By Barbara Arntsen
Published in News on December 6, 2004 2:19 PM

Monarch Butterfly

A Goldsboro butterfly has found its way to Mexico.

It was a little more than a year ago when Simonne Cato tagged several monarch butterflies in her backyard as part of a national tracking project.

Ms. Cato, director of Keep Wayne County Beautiful, was curious to see where her butterfly would end up. Recently she found out.

The yellow and black insect had gone to the El Rosario butterfly reserve in Mexico.

She said she was "absolutely surprised" to find that her butterfly had made it to the reserve, out of the 75,000 of monarchs tagged each year.

"There are less than 300 of those tagged that actually make it," she said.

Ms. Cato first heard about the Monarch Watch in an environmental education class.

"I thought it would be a neat thing to do," she said. "When I tagged them in October 2003, I thought it would be wonderful if one of mine actually made it."

After some months, Ms. Cato forgot about the tagged butterflies. But a couple of weeks ago she received a call from Mike Dunn, the director at the Museum of Life and Science in Durham.

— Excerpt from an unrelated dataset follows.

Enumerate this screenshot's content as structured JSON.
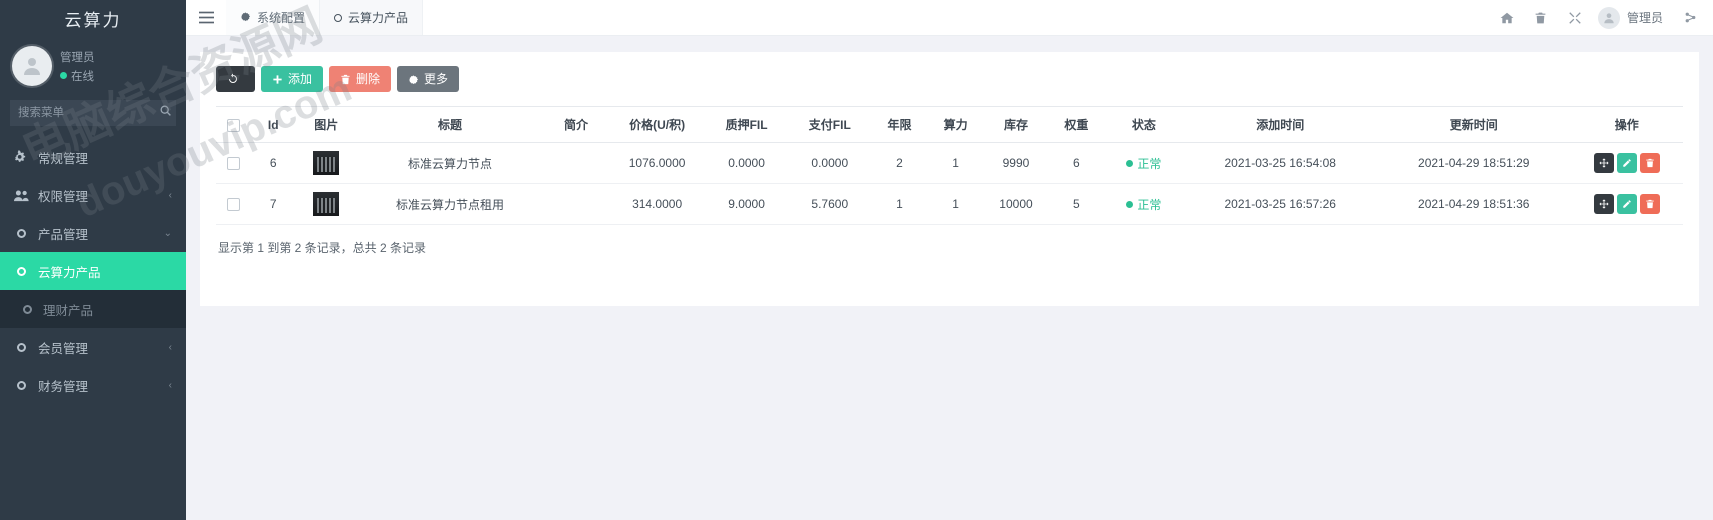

"It was so out-of-the-blue to hear that one of my butterflies had made it," she said.

Each fall as the southward migration to Mexico occurs, the butterflies are tagged by students, teachers, scientists and anyone who wants to. The tiny tag, which is actually more like a sticker, is put under the right rear wing.

According to the Web site "Monarch Watch," monarchs west of the Rocky Mountains travel to small groves of trees along the California coast, but those east of the Rockyies usually travel to Mexico.

In all the world, no butterflies migrate like the monarchs, say scientists. They travel much farther than all other tropical butterflies, up to 3,000 miles. Their migration is similar to those of birds or whales. But unlike birds and whales, a butterfly makes the round-trip only once.

Monarch Watch says that butterflies are usually solitary, but during their migration they often cluster together at night while moving ever southward.

They can't make the journey if they linger too long because they are cold-blooded and are unable to fly in cold weather.

Fat stored in the abdomen is a critical element of their survival for the winter. It fuels their flight south and must last until the next spring when they begin the flight back north. As they migrate southward, monarchs stop for nectar and they actually gain weight during the trip. Some researchers think that monarchs conserve their "fuel" by gliding on air currents.